Flint, MI—A much-anticipated vote to bring Flint’s zoning ordinance into the 21st century was again pushed back this week after a tornado siren ended a Flint City Council meeting early.

The zoning ordinance, which would codify the land-use vision in the city’s Master Plan, was on the council’s July 11, 2022, agenda for public hearing and subsequent second reading and adoption.

Prior to the siren, multiple public speakers and council members spoke in favor of the updated code’s passage.

“This code is very important because it addresses the realities that we have today, whereas the existing code addresses what we thought we were going to need 50-some years ago,” said Elizabeth Jordan, a Flint resident and former commissioner on the city’s Planning Commission. “It didn’t plan for what our neighborhoods need, what our economy needs, what our climate needs.”

Jordan went on to mention that the city’s Master Plan was compiled with the input of thousands of residents and adopted unanimously by the council in 2013.

“I realize it’s been a few years now since the Master Plan was passed, but it passed unanimously by council,” Jordan said. “Having something that passes with that level of unanimous support is really significant and underscores how broadly based consensus and support of this vision truly is and has been for quite some time.”

A vote on the updated zoning code has been in limbo for the better part of 2022, with an earlier attempt to present it at Flint City Council derailed by a disagreement regarding formatting edits and the timeline for providing an updated version to council.

In the meantime, the city’s Department of Planning and Development has been reviewing site plans and potential development ideas based on a zoning code that dates back to the 1960s.

“We never dreamed 50 years ago that GM would basically be gone from the city,” said Councilwoman Judy Priestley during council response. “So yes, I do support the zoning, and it’s time.”

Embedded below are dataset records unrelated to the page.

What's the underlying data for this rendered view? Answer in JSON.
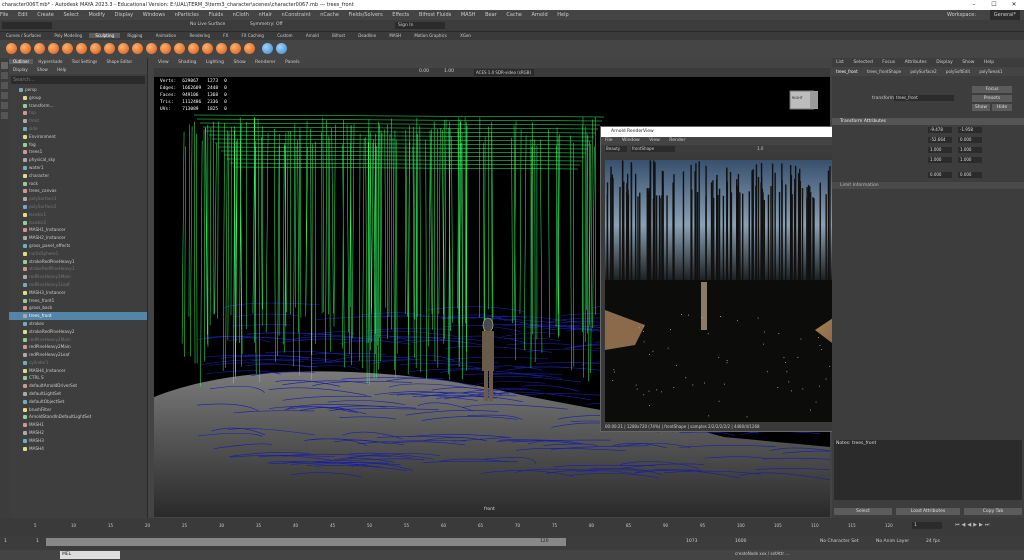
{
  "titlebar": {
    "title": "character006T.mb* - Autodesk MAYA 2023.3 - Educational Version: E:\\UAL\\TERM_3\\term3_character\\scenes\\character0067.mb  ---  trees_front",
    "workspace_label": "Workspace:",
    "workspace_value": "General*"
  },
  "menubar": [
    "File",
    "Edit",
    "Create",
    "Select",
    "Modify",
    "Display",
    "Windows",
    "nParticles",
    "Fluids",
    "nCloth",
    "nHair",
    "nConstraint",
    "nCache",
    "Fields/Solvers",
    "Effects",
    "Bifrost Fluids",
    "MASH",
    "Bear",
    "Cache",
    "Arnold",
    "Help"
  ],
  "statusline": {
    "no_live_surface": "No Live Surface",
    "symmetry": "Symmetry: Off",
    "signin": "Sign In"
  },
  "shelf_tabs": [
    "Curves / Surfaces",
    "Poly Modeling",
    "Sculpting",
    "Rigging",
    "Animation",
    "Rendering",
    "FX",
    "FX Caching",
    "Custom",
    "Arnold",
    "Bifrost",
    "Deadline",
    "MASH",
    "Motion Graphics",
    "XGen"
  ],
  "shelf_active": "Sculpting",
  "outliner": {
    "tabs": [
      "Outliner",
      "Hypershade",
      "Tool Settings",
      "Shape Editor"
    ],
    "menu": [
      "Display",
      "Show",
      "Help"
    ],
    "search_placeholder": "Search...",
    "items": [
      {
        "label": "persp",
        "dim": false
      },
      {
        "label": "group",
        "dim": false
      },
      {
        "label": "transform...",
        "dim": false
      },
      {
        "label": "top",
        "dim": true
      },
      {
        "label": "front",
        "dim": true
      },
      {
        "label": "side",
        "dim": true
      },
      {
        "label": "Environment",
        "dim": false
      },
      {
        "label": "fog",
        "dim": false
      },
      {
        "label": "trees1",
        "dim": false
      },
      {
        "label": "physical_sky",
        "dim": false
      },
      {
        "label": "water1",
        "dim": false
      },
      {
        "label": "character",
        "dim": false
      },
      {
        "label": "rock",
        "dim": false
      },
      {
        "label": "trees_canvas",
        "dim": false
      },
      {
        "label": "polySurface1",
        "dim": true
      },
      {
        "label": "polySurface2",
        "dim": true
      },
      {
        "label": "locator1",
        "dim": true
      },
      {
        "label": "locator2",
        "dim": true
      },
      {
        "label": "MASH1_Instancer",
        "dim": false
      },
      {
        "label": "MASH2_Instancer",
        "dim": false
      },
      {
        "label": "grass_panel_effects",
        "dim": false
      },
      {
        "label": "nurbsSphere1",
        "dim": true
      },
      {
        "label": "strokeRedPineHeavy1",
        "dim": false
      },
      {
        "label": "strokeRedPineHeavy1",
        "dim": true
      },
      {
        "label": "redPineHeavy1Main",
        "dim": true
      },
      {
        "label": "redPineHeavy1Leaf",
        "dim": true
      },
      {
        "label": "MASH3_Instancer",
        "dim": false
      },
      {
        "label": "trees_front1",
        "dim": false
      },
      {
        "label": "grass_back",
        "dim": false
      },
      {
        "label": "trees_front",
        "dim": false,
        "selected": true
      },
      {
        "label": "strokes",
        "dim": false
      },
      {
        "label": "strokeRedPineHeavy2",
        "dim": false
      },
      {
        "label": "redPineHeavy2Main",
        "dim": true
      },
      {
        "label": "redPineHeavy2Main",
        "dim": false
      },
      {
        "label": "redPineHeavy2Leaf",
        "dim": false
      },
      {
        "label": "cylinder1",
        "dim": true
      },
      {
        "label": "MASH4_Instancer",
        "dim": false
      },
      {
        "label": "CTRL S",
        "dim": false
      },
      {
        "label": "defaultArnoldDriverSet",
        "dim": false
      },
      {
        "label": "defaultLightSet",
        "dim": false
      },
      {
        "label": "defaultObjectSet",
        "dim": false
      },
      {
        "label": "brushFilter",
        "dim": false
      },
      {
        "label": "ArnoldStandInDefaultLightSet",
        "dim": false
      },
      {
        "label": "MASH1",
        "dim": false
      },
      {
        "label": "MASH2",
        "dim": false
      },
      {
        "label": "MASH3",
        "dim": false
      },
      {
        "label": "MASH4",
        "dim": false
      }
    ]
  },
  "viewport": {
    "menu": [
      "View",
      "Shading",
      "Lighting",
      "Show",
      "Renderer",
      "Panels"
    ],
    "exposure": "0.00",
    "gamma": "1.00",
    "colorspace": "ACES 1.0 SDR-video (sRGB)",
    "camera": "front",
    "viewcube": "RIGHT",
    "hud": [
      {
        "label": "Verts:",
        "a": "629067",
        "b": "1273",
        "c": "0"
      },
      {
        "label": "Edges:",
        "a": "1662609",
        "b": "2448",
        "c": "0"
      },
      {
        "label": "Faces:",
        "a": "949106",
        "b": "1368",
        "c": "0"
      },
      {
        "label": "Tris:",
        "a": "1112486",
        "b": "2336",
        "c": "0"
      },
      {
        "label": "UVs:",
        "a": "713089",
        "b": "1825",
        "c": "0"
      }
    ]
  },
  "renderview": {
    "title": "Arnold RenderView",
    "menu": [
      "File",
      "Window",
      "View",
      "Render"
    ],
    "camera": "Beauty",
    "camshape": "frontShape",
    "zoom": "1.0",
    "status": "00:00:21 | 1280x720 (74%) | frontShape | samples 2/2/2/2/2/2 | 4480/4/1268"
  },
  "channelbox": {
    "menu": [
      "List",
      "Selected",
      "Focus",
      "Attributes",
      "Display",
      "Show",
      "Help"
    ],
    "node_tabs": [
      "trees_front",
      "trees_frontShape",
      "polySurface2",
      "polySoftEdit",
      "polyTweak1"
    ],
    "transform_label": "transform:",
    "transform_value": "trees_front",
    "focus_btn": "Focus",
    "presets_btn": "Presets",
    "show_btn": "Show",
    "hide_btn": "Hide",
    "section": "Transform Attributes",
    "values": [
      "-9.478",
      "-1.958",
      "-52.664",
      "0.000",
      "1.000",
      "1.000",
      "1.000",
      "1.000",
      "0.000",
      "0.000"
    ],
    "limit": "Limit Information",
    "notes": "Notes: trees_front",
    "select": "Select",
    "load_attrs": "Load Attributes",
    "copy_tab": "Copy Tab"
  },
  "timeslider": {
    "ticks": [
      "5",
      "10",
      "15",
      "20",
      "25",
      "30",
      "35",
      "40",
      "45",
      "50",
      "55",
      "60",
      "65",
      "70",
      "75",
      "80",
      "85",
      "90",
      "95",
      "100",
      "105",
      "110",
      "115",
      "120"
    ],
    "current": "1"
  },
  "rangebar": {
    "start": "1",
    "inner_start": "1",
    "inner_end": "120",
    "end": "1073",
    "end2": "1600",
    "char_set": "No Character Set",
    "anim_layer": "No Anim Layer",
    "fps": "24 fps"
  },
  "cmdline": {
    "mode": "MEL",
    "output": "createNode xxx / setAttr ..."
  }
}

The updated zoning code vote was one of the last items left on the council’s agenda when members abruptly ended the meeting around 11 p.m. after a tornado siren.

City officials have since confirmed the ordinance will be up for a vote on the next regular council meeting agenda on July 25, 2022, and the public hearing on the matter will not need to be repeated since it did take place ahead of the early adjournment on July 11. 

Kate Stockrahm

Kate is Flint Beat's economic development reporter. She joins the team as a corps member of Report for America, a national service program that places journalists into local newsrooms to report on under-covered...